That’s why Aveo’s retirement villages offer residents a range of communal areas, with sprawling grounds open to aspiring gardeners, BBQ areas, and libraries, games room and even a woodshed.
And there’s a packed social calendar for residents to choose from: lawn bowls in the morning, meditation after lunch, cheese and wine in the afternoon sun, or reading a book alone in the garden.
Strategic Operations Manager of Retirement Living for Aveo, James Wiltshire, said: “It’s about having a range of activities to pick and choose from, even if you don’t fancy doing anything.”
It’s perhaps unsurprising that a huge amount of those who finally enter a retirement village wish they had done so earlier and regret stalling over a misconception that it’s going to be too costly or a fear of losing their independence.
Interestingly, a study released in September 2017 by University of Technology Sydney found that retirement village living was actually cheaper than home ownership due to the lifestyle services on offer.
Executive Director Retirement Living at the Property Council of Australia, Ben Myers, also added, “If you live outside a retirement village and you access facilities and services like swimming pools, gymnasiums, libraries, GP clinics and social activities, this report shows you’re going to probably end up paying more than it costs to live in a retirement village.”

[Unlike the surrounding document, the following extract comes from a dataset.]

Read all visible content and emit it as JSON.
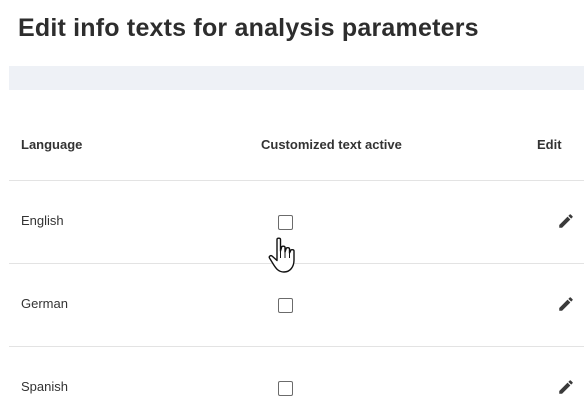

Report author Lois Towart said, “This comparison was based on the financial and lifestyle components of retirement village living including entry price, ongoing costs, facilities and services, exit price and intangible factors.”
Original story was published on News.com.au